If you have looked at enough hearts on ultrasound, you can just eyeball the left ventricular (LV) systolic function and say it appears fairly normal. For our purposes we don’t care if the LV systolic function quantified as LVEF (left ventricular ejection fraction) is 51% or 57%. Just FYI, normal LV shoots out about 55-70% of its diastolic contents – it doesn’t go completely empty in systole. What matters is:
- LVEF looks alright
- LVEF sucks really bad
- LVEF is too crazy – beating fast and LV walls touching in systole
When in doubt, there is a quick and clean 😉 trick for getting this Q answered. Record a clip of a few beats (cardiac cycles) and hit pause. Then scroll slowly through it and watch the movement of the distal tip of the anterior mitral valve leaflet. If it bounces off the septum or comes very close to it, they surely don’t have significantly decreased systolic function (see clip below). There are only 2 major caveats to this story. If a patient has mitral valve stenosis, the leaflets don’t move so well, and if they have serious aortic valve regurgitation, the diastolic back flow jet from the aortic valve will prevent the anterior mitral valve leaflet from reaching the septum. Then again – how many SOF operators have either of the above?
What I describe in very SOFisticatED (simplifiED, betterED) terms comes from the concept of EPSS (E-point Septal Separation). You can actually measure it in a pretty simple way using M-mode, and use this measurement to calculate an estimation of the LVEF. We will surely cover it at some other point, but if you can’t wait to learn, here is a great summary on this topic.
- Barreiro TJ et al. Pulmonary Edema: A Clinical Overview.
- Smith R et al. Swimming-induced pulmonary edema: current perspectives. Open Access J Sports Med. 2018; 9: 131–137.
- Grunig H et al. Diagnosis of Swimming Induced Pulmonary Edema—A Review.Front Physiol. 2017; 8: 652.

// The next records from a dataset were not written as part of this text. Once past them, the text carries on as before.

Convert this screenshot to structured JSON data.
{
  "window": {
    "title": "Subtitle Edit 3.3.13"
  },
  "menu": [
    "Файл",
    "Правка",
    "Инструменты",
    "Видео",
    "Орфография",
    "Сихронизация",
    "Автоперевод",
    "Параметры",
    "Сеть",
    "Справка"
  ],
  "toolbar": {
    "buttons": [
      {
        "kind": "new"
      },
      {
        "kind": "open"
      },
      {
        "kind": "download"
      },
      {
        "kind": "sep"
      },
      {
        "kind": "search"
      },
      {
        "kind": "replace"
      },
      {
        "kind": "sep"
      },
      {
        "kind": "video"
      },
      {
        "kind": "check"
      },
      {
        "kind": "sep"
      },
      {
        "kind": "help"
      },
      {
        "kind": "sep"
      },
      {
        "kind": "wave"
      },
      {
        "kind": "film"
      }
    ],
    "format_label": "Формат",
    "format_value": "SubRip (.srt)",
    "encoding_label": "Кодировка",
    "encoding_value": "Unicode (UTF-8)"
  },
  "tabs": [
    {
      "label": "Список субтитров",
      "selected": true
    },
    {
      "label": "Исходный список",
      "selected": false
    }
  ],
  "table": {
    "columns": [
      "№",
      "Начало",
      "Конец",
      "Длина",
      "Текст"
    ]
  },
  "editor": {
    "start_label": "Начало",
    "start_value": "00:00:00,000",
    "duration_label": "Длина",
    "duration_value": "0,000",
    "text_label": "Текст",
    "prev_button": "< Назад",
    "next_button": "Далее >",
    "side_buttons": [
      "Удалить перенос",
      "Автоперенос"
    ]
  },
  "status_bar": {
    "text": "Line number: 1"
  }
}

- Lichtenstein DA et al. A-lines and B-lines: lung ultrasound as a bedside tool for predicting pulmonary artery occlusion pressure in the critically ill. Chest. 2009; 136: 1014-1020.